- _To do_
Below are the records; copy each line in them that holds the word "Désactivé".

- _Excerpted data_
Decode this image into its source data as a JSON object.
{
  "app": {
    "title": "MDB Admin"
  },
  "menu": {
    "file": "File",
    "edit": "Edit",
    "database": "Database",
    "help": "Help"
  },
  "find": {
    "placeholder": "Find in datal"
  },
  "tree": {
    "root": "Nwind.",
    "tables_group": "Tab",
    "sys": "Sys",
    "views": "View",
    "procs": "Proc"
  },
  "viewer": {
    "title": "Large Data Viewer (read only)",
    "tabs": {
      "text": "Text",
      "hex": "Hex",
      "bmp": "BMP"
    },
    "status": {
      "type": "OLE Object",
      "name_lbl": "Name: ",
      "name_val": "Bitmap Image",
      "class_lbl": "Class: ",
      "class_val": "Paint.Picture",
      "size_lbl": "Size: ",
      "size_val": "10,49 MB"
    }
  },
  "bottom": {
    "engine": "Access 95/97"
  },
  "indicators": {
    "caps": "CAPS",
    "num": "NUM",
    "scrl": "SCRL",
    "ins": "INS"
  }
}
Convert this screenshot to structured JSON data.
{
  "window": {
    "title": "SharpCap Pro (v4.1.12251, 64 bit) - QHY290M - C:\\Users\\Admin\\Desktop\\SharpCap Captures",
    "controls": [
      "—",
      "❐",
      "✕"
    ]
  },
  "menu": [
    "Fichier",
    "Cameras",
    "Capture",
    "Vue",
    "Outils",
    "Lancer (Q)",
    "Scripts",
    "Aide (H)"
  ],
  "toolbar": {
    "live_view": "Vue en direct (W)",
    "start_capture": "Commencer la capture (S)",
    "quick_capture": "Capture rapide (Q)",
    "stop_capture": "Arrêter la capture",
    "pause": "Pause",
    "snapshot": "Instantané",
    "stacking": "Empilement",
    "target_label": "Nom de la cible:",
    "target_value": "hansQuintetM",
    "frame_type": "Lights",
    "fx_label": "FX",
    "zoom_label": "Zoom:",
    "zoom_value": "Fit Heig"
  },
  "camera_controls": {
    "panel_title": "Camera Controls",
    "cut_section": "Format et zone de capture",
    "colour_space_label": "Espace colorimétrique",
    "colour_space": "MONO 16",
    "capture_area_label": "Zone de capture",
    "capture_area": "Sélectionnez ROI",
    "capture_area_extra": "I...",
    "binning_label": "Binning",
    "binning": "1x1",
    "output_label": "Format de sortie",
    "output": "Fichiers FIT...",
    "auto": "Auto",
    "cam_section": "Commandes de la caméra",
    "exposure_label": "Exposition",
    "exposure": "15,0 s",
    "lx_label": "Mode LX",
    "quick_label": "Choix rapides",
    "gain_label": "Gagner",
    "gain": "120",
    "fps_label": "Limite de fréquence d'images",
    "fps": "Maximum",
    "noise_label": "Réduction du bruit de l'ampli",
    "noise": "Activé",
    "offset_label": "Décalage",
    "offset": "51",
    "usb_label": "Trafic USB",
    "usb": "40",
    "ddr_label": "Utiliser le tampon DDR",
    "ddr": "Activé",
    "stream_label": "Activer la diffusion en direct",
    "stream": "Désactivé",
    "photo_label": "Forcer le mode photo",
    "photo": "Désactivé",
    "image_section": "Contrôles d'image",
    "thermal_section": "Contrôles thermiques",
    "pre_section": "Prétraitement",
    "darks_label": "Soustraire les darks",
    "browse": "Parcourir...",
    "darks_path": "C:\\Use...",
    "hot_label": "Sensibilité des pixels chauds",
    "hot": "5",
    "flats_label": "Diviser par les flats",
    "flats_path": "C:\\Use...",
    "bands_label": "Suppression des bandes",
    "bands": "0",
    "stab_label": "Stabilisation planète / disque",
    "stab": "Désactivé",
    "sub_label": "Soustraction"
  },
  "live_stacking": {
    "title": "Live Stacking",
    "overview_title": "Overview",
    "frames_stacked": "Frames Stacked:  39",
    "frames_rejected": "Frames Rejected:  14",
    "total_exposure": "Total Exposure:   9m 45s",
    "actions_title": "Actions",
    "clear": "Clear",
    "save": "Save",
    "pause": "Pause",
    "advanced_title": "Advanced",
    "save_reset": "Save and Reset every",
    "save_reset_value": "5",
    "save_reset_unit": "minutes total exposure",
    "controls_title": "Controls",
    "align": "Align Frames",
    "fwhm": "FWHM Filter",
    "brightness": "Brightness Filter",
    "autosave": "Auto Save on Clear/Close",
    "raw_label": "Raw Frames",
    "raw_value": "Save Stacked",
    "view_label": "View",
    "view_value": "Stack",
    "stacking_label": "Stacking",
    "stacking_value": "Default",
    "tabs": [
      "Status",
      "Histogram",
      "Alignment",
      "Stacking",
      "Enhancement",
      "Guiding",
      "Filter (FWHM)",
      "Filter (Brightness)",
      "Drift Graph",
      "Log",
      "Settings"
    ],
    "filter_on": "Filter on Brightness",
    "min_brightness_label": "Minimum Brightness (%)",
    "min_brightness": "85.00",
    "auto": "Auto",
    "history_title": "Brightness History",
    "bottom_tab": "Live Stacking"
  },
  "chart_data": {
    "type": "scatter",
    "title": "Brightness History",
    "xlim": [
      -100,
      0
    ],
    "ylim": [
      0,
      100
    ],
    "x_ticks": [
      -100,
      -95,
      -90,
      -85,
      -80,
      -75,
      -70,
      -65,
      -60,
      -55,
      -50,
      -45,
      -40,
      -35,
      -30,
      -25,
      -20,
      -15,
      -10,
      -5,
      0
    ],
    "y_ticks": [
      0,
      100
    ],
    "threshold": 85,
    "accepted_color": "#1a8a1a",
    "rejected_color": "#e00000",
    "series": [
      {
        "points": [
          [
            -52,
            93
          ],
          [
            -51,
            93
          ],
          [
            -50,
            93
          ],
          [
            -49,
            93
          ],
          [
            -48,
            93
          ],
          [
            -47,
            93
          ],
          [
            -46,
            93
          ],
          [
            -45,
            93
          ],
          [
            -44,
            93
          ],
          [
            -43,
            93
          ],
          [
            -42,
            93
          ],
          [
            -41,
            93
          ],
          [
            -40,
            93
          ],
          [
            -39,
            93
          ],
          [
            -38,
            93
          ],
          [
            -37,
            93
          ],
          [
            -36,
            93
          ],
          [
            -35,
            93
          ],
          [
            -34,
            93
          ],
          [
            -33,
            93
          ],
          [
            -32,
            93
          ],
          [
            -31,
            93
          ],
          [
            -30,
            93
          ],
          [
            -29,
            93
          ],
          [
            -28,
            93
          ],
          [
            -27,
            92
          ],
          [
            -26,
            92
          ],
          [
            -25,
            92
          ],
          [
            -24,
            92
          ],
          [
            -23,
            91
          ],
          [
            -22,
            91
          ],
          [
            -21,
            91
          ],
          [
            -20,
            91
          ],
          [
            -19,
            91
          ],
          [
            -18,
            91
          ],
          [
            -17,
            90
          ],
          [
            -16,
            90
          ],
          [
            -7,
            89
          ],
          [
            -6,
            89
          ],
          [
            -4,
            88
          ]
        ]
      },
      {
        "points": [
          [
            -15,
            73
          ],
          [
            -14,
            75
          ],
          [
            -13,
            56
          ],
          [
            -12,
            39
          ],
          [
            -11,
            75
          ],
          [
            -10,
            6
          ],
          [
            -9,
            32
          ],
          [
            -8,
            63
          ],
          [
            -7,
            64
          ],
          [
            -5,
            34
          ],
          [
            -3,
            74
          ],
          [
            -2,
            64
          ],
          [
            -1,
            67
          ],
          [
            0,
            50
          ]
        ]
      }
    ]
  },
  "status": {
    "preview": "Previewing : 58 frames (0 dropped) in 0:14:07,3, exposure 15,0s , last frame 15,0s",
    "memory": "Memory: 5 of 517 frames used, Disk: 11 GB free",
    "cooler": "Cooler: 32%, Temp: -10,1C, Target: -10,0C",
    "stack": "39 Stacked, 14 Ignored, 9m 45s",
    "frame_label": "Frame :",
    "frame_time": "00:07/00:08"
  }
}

- _Exercise result_
    "stream": "Désactivé",
    "photo": "Désactivé",
    "stab": "Désactivé",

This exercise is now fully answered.